- INSTRUCTIONS FOR THE TASK -
Your answer should be every line with the word "Optimizer", copied from the data below.
═════ SUPPLIED DATA ═════
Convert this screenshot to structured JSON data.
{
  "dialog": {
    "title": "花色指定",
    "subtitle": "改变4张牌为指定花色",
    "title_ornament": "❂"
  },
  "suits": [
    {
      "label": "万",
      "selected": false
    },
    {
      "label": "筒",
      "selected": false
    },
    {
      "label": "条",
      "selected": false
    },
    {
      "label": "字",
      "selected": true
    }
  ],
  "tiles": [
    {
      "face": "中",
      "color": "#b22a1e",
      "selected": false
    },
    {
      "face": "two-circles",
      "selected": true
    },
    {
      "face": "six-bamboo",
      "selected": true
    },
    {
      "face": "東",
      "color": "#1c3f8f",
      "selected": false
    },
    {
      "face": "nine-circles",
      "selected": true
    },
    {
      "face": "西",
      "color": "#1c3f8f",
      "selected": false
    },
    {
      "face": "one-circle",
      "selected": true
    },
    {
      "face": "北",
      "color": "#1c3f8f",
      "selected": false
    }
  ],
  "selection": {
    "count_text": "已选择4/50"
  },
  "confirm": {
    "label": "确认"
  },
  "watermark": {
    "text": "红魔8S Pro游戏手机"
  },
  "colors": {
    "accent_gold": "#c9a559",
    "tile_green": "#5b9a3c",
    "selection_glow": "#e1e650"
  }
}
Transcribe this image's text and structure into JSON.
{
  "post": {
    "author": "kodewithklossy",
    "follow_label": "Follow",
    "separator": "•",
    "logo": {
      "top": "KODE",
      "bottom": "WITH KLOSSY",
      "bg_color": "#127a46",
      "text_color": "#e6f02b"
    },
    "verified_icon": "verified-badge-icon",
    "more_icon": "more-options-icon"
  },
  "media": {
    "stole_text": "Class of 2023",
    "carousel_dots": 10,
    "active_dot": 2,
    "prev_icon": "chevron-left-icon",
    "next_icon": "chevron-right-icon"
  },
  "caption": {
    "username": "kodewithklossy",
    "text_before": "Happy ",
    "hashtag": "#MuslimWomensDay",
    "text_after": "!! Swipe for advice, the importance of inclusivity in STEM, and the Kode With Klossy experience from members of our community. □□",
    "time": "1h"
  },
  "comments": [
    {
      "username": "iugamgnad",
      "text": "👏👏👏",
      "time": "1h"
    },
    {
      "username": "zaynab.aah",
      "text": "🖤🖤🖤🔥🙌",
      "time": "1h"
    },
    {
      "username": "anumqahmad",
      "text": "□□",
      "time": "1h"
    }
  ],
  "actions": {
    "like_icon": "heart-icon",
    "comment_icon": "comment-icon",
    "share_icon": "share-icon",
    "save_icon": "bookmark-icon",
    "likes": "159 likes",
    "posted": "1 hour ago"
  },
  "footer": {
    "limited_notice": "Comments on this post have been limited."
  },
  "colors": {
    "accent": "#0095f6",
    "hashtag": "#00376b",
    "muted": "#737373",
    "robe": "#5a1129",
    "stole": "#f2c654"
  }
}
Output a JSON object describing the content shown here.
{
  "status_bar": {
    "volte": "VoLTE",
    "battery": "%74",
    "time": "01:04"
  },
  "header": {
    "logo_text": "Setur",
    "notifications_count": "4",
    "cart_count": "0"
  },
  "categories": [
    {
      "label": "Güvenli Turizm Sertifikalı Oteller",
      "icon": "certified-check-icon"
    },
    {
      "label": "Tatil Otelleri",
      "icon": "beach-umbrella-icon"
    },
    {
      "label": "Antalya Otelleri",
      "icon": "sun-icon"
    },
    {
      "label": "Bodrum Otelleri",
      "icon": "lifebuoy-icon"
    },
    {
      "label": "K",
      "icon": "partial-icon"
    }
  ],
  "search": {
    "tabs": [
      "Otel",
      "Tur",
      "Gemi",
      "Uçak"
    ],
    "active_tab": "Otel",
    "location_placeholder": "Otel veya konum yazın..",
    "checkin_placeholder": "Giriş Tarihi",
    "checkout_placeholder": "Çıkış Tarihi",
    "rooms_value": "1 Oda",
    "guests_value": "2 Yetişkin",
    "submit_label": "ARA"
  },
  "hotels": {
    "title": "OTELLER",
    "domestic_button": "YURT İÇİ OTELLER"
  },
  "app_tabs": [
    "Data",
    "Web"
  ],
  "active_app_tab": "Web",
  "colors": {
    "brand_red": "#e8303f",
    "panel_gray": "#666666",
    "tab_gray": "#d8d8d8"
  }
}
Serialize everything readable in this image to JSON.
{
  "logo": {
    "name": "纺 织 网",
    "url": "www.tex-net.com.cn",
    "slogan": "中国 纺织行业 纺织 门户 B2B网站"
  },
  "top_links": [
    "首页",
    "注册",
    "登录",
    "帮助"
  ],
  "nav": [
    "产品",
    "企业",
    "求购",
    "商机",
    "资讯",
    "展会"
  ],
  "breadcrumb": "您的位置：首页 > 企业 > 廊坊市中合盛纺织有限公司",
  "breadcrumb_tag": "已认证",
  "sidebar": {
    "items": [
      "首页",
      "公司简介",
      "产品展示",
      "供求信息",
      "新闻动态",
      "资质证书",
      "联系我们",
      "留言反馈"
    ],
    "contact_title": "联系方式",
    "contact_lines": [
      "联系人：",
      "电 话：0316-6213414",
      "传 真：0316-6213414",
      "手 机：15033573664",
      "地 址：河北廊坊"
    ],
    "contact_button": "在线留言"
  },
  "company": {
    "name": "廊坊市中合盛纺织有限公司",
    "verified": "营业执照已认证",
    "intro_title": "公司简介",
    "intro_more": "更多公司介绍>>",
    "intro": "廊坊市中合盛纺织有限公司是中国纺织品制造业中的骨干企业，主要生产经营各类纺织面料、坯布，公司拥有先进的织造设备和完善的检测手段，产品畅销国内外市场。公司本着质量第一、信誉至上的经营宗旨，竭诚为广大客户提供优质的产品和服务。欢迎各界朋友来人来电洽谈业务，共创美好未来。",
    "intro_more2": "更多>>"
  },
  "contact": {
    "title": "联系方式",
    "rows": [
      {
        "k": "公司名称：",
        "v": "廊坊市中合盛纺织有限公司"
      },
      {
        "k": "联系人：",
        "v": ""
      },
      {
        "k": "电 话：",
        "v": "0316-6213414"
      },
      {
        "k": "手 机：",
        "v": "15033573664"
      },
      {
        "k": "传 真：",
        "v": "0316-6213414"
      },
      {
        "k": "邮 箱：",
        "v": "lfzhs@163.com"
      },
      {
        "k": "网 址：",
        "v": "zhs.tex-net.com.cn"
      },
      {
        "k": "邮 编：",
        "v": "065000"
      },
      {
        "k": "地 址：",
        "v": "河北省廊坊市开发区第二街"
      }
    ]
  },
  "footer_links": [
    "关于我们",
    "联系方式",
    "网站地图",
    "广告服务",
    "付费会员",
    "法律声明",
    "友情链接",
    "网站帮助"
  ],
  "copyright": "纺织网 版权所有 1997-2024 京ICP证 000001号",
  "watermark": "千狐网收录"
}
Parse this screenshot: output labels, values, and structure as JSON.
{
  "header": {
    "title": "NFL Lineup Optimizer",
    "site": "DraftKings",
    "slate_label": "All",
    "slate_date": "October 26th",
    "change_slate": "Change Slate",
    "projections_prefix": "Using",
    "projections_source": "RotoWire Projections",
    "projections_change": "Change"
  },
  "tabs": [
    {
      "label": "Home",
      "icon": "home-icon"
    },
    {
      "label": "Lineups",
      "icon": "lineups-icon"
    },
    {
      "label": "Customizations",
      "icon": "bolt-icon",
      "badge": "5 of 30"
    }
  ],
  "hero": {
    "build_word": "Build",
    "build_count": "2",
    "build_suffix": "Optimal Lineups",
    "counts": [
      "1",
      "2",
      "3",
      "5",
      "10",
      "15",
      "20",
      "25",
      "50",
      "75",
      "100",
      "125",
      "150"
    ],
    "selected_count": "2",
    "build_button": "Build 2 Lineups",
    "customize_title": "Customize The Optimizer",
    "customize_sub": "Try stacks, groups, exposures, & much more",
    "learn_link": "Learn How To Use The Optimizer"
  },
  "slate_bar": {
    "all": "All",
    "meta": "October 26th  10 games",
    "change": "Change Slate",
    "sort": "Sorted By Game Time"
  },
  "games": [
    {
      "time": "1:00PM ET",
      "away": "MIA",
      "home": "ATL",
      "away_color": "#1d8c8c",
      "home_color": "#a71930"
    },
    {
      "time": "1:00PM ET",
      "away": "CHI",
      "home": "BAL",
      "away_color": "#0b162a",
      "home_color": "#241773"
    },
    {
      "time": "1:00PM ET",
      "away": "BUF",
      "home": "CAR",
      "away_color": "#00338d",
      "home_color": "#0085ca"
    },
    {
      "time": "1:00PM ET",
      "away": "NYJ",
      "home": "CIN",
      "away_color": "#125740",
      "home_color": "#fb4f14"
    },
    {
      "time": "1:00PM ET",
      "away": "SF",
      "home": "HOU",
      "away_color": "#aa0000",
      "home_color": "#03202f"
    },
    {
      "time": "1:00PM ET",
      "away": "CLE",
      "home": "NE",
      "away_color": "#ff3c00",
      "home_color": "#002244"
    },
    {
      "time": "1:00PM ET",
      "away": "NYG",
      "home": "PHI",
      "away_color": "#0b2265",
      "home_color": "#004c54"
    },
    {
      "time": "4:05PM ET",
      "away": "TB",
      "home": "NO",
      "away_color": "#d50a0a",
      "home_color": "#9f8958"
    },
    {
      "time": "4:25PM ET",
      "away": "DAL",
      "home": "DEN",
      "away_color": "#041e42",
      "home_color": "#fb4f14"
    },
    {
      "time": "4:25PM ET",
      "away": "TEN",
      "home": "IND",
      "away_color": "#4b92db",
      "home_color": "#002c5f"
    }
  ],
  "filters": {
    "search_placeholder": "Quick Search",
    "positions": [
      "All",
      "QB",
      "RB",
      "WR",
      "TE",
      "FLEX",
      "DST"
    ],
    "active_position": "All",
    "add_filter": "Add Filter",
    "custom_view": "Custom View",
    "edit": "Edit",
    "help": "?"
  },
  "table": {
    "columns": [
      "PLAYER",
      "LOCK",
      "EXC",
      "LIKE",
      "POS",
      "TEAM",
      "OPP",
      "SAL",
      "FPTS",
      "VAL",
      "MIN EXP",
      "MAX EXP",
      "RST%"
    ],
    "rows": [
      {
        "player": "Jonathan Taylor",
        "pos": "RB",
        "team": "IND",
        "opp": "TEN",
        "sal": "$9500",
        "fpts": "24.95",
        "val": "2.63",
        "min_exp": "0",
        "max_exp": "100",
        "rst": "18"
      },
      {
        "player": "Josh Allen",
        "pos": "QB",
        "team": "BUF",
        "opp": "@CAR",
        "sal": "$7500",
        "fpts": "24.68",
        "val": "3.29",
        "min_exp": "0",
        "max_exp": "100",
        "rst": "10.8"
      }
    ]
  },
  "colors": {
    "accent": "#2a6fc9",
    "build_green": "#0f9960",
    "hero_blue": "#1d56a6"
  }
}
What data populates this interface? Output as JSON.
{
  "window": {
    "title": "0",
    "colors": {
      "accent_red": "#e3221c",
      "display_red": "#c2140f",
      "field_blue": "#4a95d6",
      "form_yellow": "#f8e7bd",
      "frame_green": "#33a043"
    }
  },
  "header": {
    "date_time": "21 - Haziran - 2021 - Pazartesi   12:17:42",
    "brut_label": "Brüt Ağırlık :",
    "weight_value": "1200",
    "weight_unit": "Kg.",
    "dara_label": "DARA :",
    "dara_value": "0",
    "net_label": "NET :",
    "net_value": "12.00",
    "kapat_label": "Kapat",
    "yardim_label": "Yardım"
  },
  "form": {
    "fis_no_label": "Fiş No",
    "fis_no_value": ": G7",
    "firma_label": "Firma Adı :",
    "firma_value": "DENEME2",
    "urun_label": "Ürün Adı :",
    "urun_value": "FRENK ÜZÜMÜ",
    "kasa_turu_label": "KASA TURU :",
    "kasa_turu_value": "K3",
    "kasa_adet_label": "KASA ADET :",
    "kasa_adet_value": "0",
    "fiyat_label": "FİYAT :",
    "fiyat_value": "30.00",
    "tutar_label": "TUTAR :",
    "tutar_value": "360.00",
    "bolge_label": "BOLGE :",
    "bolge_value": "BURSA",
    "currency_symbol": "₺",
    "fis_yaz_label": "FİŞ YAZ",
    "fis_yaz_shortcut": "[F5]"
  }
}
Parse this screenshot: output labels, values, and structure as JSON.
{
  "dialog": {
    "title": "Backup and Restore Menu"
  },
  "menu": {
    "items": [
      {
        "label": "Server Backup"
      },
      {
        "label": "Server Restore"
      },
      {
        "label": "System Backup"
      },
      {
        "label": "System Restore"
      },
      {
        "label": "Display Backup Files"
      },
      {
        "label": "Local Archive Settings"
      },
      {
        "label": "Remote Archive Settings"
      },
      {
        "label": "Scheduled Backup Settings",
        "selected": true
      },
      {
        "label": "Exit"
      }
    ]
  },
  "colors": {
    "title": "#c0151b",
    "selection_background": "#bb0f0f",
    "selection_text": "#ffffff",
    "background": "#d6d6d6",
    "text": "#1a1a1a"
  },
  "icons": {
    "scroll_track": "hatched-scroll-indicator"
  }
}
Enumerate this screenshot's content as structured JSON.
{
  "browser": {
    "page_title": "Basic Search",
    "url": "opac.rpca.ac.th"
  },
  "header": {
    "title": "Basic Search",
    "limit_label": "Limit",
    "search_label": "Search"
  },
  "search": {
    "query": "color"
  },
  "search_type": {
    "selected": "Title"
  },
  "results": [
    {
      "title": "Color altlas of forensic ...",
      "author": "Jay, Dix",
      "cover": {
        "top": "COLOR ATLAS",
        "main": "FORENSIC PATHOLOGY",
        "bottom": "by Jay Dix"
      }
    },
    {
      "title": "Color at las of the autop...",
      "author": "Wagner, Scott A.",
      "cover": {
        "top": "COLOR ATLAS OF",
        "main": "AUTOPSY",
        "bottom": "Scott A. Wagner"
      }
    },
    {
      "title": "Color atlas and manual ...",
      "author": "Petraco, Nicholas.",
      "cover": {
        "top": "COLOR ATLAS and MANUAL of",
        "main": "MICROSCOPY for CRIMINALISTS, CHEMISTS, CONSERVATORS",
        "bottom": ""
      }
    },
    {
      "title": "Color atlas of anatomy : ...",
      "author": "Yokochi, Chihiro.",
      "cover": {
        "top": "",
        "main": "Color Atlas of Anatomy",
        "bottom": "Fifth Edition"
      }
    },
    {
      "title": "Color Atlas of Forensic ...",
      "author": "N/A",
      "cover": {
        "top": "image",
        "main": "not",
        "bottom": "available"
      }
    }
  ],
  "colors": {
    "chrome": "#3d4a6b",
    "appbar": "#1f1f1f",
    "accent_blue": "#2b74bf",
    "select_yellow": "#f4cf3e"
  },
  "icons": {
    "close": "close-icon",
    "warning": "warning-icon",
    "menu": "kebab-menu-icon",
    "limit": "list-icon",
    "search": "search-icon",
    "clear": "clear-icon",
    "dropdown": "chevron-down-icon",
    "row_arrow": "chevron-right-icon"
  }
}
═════
- EXERCISE RESPONSE -
    "title": "NFL Lineup Optimizer",
    "customize_title": "Customize The Optimizer",
    "learn_link": "Learn How To Use The Optimizer"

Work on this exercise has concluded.